>>>>>
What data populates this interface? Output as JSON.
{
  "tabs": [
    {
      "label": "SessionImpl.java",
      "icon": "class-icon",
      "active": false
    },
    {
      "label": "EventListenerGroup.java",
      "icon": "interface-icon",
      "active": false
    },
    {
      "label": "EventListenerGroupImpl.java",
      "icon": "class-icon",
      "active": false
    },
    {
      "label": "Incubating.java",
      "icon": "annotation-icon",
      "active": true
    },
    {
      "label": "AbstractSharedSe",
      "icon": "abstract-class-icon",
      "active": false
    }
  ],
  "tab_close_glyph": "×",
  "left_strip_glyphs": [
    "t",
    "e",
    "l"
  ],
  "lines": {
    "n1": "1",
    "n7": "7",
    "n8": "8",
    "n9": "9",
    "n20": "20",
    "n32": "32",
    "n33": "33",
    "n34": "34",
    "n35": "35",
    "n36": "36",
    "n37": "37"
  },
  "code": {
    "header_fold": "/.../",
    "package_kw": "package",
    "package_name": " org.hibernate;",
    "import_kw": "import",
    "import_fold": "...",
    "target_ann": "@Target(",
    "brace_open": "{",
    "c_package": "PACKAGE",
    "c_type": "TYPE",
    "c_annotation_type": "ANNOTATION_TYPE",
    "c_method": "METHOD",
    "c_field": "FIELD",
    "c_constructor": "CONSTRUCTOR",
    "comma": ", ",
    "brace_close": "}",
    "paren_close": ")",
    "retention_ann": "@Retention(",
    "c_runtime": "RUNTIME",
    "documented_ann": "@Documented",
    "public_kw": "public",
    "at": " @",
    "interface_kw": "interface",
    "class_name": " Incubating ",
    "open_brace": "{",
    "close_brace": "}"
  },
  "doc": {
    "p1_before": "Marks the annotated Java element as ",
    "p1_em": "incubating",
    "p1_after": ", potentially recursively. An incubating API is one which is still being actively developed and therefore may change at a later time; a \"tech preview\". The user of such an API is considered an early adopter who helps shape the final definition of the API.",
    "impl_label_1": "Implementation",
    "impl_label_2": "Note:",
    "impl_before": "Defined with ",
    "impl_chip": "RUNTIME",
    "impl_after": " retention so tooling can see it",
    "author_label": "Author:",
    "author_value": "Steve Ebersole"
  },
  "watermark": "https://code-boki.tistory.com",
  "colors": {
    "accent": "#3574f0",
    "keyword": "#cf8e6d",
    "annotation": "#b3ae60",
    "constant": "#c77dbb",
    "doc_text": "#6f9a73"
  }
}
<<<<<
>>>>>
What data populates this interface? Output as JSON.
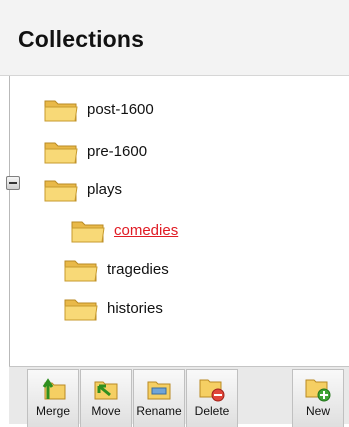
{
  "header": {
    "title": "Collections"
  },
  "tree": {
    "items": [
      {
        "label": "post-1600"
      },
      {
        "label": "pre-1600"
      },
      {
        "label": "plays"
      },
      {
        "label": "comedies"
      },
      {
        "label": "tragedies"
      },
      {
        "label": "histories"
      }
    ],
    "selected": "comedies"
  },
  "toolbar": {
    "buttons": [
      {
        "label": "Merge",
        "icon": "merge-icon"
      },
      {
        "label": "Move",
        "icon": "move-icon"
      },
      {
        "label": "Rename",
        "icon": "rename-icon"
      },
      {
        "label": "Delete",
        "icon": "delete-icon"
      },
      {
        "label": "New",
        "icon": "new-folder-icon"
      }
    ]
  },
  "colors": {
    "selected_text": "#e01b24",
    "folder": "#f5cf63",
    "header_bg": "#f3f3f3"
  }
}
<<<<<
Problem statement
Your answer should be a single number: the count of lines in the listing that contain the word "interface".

Task response
4